An Orbital Velocity-Based Obstacle Avoidance Algorithm for Surgical Robots

Part of the Advances in Intelligent Systems and Computing book series (AISC, volume 194)

Abstract

This paper introduces an obstacle avoidance methodology of autonomous assistant robot for surgery. Currently employed master-slave surgical robots just copy movements that a surgeon creates. This kind of behavior causes unexpected collision on a vulnerable surface of an organ and makes possibility of danger which causes serious injury. Many of diagnostic technology with navigation systems are used to make up for these disadvantages and an obstacle avoidance algorithm in this research also contribute to raise safety of surgery. We present 4 states of two instruments in terms of shortest distance as a measure of collision. Then, the autonomous motion of a robotic instrument is generated by a motion planning algorithm which incorporates an orbital velocity component into attractive potential function. As a result, the robotic instrument exhibits a natural maneuver movement around obstacles. A hardware-in the-loop approach is employed to control the motion of the two instruments and the effectiveness of the proposed motion planning algorithm was verified through several simulation examples.

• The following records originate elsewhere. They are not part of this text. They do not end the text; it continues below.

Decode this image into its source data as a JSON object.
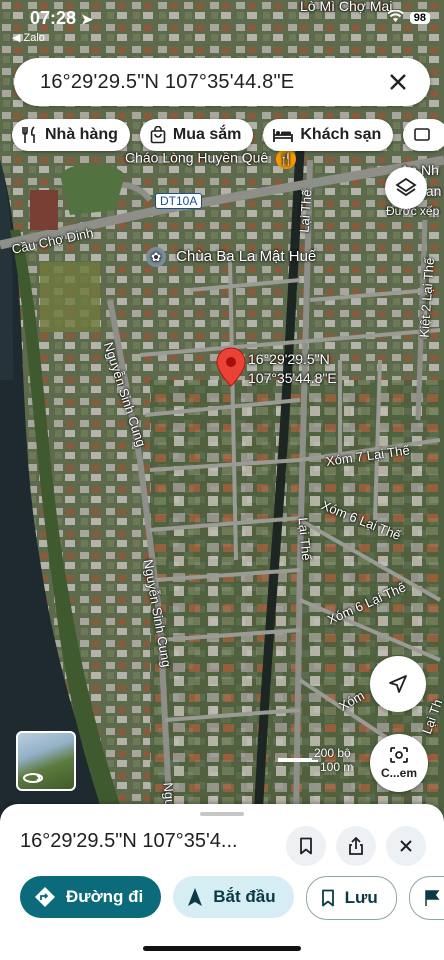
{
  "status_bar": {
    "time": "07:28",
    "back_app": "◀ Zalo",
    "battery": "98",
    "top_place": "Lò Mì Chợ Mai"
  },
  "search": {
    "query": "16°29'29.5\"N 107°35'44.8\"E"
  },
  "chips": [
    {
      "label": "Nhà hàng",
      "icon": "fork-knife-icon"
    },
    {
      "label": "Mua sắm",
      "icon": "shopping-bag-icon"
    },
    {
      "label": "Khách sạn",
      "icon": "bed-icon"
    }
  ],
  "map": {
    "places": {
      "chao_long": "Cháo Lòng Huyền Quê",
      "chua": "Chùa Ba La Mật Huế",
      "an_nhien": "An Nh",
      "an_nhien_2": "tan",
      "duoc_xep": "Được xếp"
    },
    "roads": {
      "dt10a": "DT10A",
      "cau_cho_dinh": "Cầu Chợ Dinh",
      "lai_the_1": "Lại Thế",
      "lai_the_2": "Lại Thế",
      "kiet2": "Kiệt 2 Lại Thế",
      "nguyen_sinh_cung_1": "Nguyễn Sinh Cung",
      "nguyen_sinh_cung_2": "Nguyễn Sinh Cung",
      "nguyen_sinh_cung_3": "Ngu",
      "xom7": "Xóm 7 Lại Thế",
      "xom6a": "Xóm 6 Lại Thế",
      "xom6b": "Xóm 6 Lại Thế",
      "xom_c": "Xóm",
      "lai_the_3": "Lại Th"
    },
    "pin": {
      "line1": "16°29'29.5\"N",
      "line2": "107°35'44.8\"E"
    },
    "scale": {
      "ft": "200 bộ",
      "m": "100 m"
    },
    "lens_label": "C...em",
    "colors": {
      "pin": "#ea4335",
      "river": "#1e2a2f",
      "vegetation": "#3f5a2e"
    }
  },
  "sheet": {
    "title": "16°29'29.5\"N 107°35'4...",
    "buttons": {
      "directions": "Đường đi",
      "start": "Bắt đầu",
      "save": "Lưu"
    }
  }
}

Keywords

Obstacle Avoidance Autonomous movement Trajectory planning Medical robot 

Preview

Unable to display preview. Download preview PDF.

Unable to display preview. Download preview PDF.

References

  1. 1.
    Niemeyer, G., Swarup, N., Guthanrt, G., Toth, G., Younge, R., Nowlin, W.: Camera Referenced Control in a Minimally Invasive Surgical Apparatus. World patent WO0060521Google Scholar
  2. 2.
    Inoue, S., Toyoda, K., Kobayashi, Y., Fujie, M.G.: Autonomous Avoidance based on Motion Delay of Master-Slave Surgical Robot. In: International Conference of the IEEE EMBS (September 2009)Google Scholar
  3. 3.
    Kang, H., Wen, J.T.: Robotic Assistants aid Surgeons During Minimally Invasive Procedures. IEEE Engineering in Medicine and Biology Magazine 20(1) (2001)Google Scholar
  4. 4.
    Dumpert, J., Lehman, A.C., Wood, N.A., Oleyniko, D., Farritor, S.M.: Semi-Autonomous Surgical Tasks Using a Miniature in Vivo Surgical Robot. In: Proc. of IEEE Int. Conf. on Engineering in Medicine and Biology Society, EMBC (2009)Google Scholar
  5. 5.
    Khatib, O.: Real-time Obstacle Avoidance for Manipulators and Mobile Robots. In: Proc. of IEEE Int. Conf. on Robotics and Automation, pp. 500–505 (1985)Google Scholar
  6. 6.
    Brock, O., Khatib, O.: Real-Time Replanning in High-Dimensional Configuration Spaces Using Sets of Homotopic Paths. In: Proc. of Int. Conf. on Robotics and Automation, pp. 550–555 (2000)Google Scholar
  7. 7.
    Cen, Y., Wang, L., Zhang, H.: Real-time Obstacle Avoidance Strategy for Mobile Robot Based On Improved Coordinating Potential Field with Genetic Algorithm. In: Proc. of IEEE Int. Conf. on Control Applications, pp. 415–419 (2007)Google Scholar
  8. 8.
    Chancharoen, R., Sangveraphunsiri, V., Sanguanpiyapan, K., Chatchaisucha, P., Dharachantra, P., Nattarorn, S., Pongparit, S.: Collision Avoidance Technique for Uncalibrated Visual Servoing for Industrial Robots. In: Proc. of IEEE Int. Conf. on Industrial Technology, pp. 594–599 (2002)Google Scholar
  9. 9.
    Kumar, R., Jensen, P., Taylor, R.: Experiments with a Steady Hand Robot in Constrained Compliant Motion and Path Following. In: Proc. of IEEE International Workshop on Robot and Human Interaction (1999)Google Scholar
  10. 10.
    Iraji, R., Manzuri-Shalmanit, M.T.: A New Fuzzy-Based Spatial Modelfor Robot Navigation among Dynamic Obstacles. In: Proc. of IEEE International Conference on Control and Automation (2007)Google Scholar

Copyright information

© Springer-Verlag Berlin Heidelberg 2013

Authors and Affiliations

  1. 1.Department of Electronic Systems EngineeringHanyang UniversityAnsanKorea

Personalised recommendations